This version of the film comes from one of those double-VHS tapes, found in the double-size VHS boxes that old-school video stores had. The only video store I know by name that still carries those is Le Video in San Francisco, but some of the old-school Chinatown rental stores have this as well. The double-tape explains why there are numbers after the title, because there are two title screens, one for each tape. Old school is the best school, baby! There ain’t no forced commercials here like on DVD. Sure, the picture quality isn’t the best, but it’s not like this film is begging for a remastered DVD. It should be remastered.
Ben (Adam Cheng Siu-Chow) – Ben is a high-level fairy who misplaced six magic pearls that just happen to be the pearls Lucifer is going to use to try to destroy the world. Except there is also this prophecy that says six people will show up to help defeat Lucifer, so now Ben is looking for them. Adam Cheng was in a film entitled Sup Sap Bup Dup as well as playing the boss of the female tribe in Fantasy Mission Force, so that’s enough street cred for me to give him a thumbs up!
Buddy Wall (Sandra Ng Kwun-Yu) – One of Heavenly Goddess’s fairies who attempts to stop Satan. Not powerful enough to face him alone. Has a crush on Ben, and is part of a running gag where no one finds her attractive. Sandra Ng Kwun-Yu is a famous Hong Kong comedienne.
Lotus (Rosamund Kwan Chi-Lam) – Brutal proprietor of the Dragon Gate Inn, who beats those who complain about her service. The whole Inn is a scam to rob customers with a freezing mist, and she collaborates with Uncle Cheung in this scam. Rosamund Kwan is probably best known here for playing Aunt Yee in the Once Upon a Time in China series. Prophecy mark – Love for one’s elders.
Lousy Han (Ng Man-Tat) – Lousy Han is a loyal friend who lets his buddy Smart Hon walk all over him. He gets into trouble constantly, but always with a smile on his face. Ng Man-Tat is in a whole mess of Steve Chow films, as well as many other efforts. Prophecy mark – Loyalty.
Uncle Cheung (Lawrence Cheng Tan-Shui) – The effeminate tour guide leader and fellow conspirator in Lotus’s robbery scam. Lawrence Cheng Tan-Shui has made a career of playing stereotypical homosexual goofballs, from his own shows to films like this and The Storm Riders. Prophecy mark – Mercy.
Smart Hon (Deric Wan Siu-Lun) – Smart Hon is the brains behind the Hon/Han group, but he isn’t as smart as his name implies.
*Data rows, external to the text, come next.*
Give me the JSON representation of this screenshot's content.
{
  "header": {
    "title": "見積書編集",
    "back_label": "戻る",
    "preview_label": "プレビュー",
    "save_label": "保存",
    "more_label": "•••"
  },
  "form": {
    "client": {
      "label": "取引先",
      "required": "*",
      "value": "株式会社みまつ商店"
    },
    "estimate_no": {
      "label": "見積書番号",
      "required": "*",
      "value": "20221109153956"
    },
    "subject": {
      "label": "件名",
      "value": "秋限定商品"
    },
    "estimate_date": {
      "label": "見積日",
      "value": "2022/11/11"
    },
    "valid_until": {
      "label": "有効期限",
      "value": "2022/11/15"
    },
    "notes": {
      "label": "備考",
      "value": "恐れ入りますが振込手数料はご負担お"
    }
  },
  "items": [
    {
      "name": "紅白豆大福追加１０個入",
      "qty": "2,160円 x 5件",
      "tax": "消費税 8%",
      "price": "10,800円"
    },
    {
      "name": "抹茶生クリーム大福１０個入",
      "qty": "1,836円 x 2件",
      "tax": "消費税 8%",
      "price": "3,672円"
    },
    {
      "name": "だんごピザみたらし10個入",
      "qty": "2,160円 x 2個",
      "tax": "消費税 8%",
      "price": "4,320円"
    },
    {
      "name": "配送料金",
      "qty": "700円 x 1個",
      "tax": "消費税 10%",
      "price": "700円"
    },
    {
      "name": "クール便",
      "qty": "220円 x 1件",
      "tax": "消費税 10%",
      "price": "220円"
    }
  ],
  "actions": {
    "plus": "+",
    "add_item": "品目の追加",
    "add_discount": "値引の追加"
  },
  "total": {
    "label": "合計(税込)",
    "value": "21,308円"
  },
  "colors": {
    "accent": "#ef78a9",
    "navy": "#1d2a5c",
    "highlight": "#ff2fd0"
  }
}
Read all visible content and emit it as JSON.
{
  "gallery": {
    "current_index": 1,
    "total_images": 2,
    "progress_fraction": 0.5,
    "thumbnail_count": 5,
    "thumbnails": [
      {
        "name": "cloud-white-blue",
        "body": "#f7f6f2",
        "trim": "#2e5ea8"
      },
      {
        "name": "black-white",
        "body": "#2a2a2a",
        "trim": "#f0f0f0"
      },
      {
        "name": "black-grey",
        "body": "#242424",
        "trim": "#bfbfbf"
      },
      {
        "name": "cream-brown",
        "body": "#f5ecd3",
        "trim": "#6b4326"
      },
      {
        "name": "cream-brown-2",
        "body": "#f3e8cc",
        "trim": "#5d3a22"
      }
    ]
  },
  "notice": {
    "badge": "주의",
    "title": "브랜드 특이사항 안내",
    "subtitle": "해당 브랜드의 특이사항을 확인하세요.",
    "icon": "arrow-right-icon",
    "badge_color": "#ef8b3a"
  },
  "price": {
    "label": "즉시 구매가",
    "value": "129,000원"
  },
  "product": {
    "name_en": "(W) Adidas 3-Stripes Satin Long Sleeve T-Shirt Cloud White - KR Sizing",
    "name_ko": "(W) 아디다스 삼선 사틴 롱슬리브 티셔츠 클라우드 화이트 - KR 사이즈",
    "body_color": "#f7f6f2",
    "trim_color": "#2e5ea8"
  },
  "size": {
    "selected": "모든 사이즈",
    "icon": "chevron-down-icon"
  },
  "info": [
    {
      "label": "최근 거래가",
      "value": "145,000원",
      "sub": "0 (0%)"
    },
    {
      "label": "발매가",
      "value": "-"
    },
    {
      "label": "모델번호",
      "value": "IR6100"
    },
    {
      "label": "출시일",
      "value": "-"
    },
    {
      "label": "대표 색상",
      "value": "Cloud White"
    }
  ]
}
His greatest ability is avoiding getting into trouble. Deric Wan Siu-Lun is probably most recognizable as Emperor Kang Xi in the two Royal Tramp films. Prophecy mark – Justice.
Sheriff Lee (Shing Fui-On) – Looking like a crazy wild-man, Sheriff Lee is desperate to solve a case before he’s demoted. He is willing to do anything. ANYTHING. Even his mother won’t stand in his way. Shing Fui-On has appeared in more films than I can count, probably most notably in God of Gamblers. Most of them were without the crazy makeup. Prophecy mark – Filial Piety.
Uncle Tsao (Peter Lai Bei-Dak) – Information collector and informant. Likes Lotus, but instead ends up with Uncle Cheung! Not a happy camper. Prophecy mark – Faith.
Lucifer (Lau Shun) – The devil is an evil mo-fo! Did you know that Lucifer has clawed hands, metal hair, a voice sounding like one of the Visitors from V, and spends all his free time terrorizing a random small village in China? Because he does. This movie proves it. And he enjoys tossing children off roofs.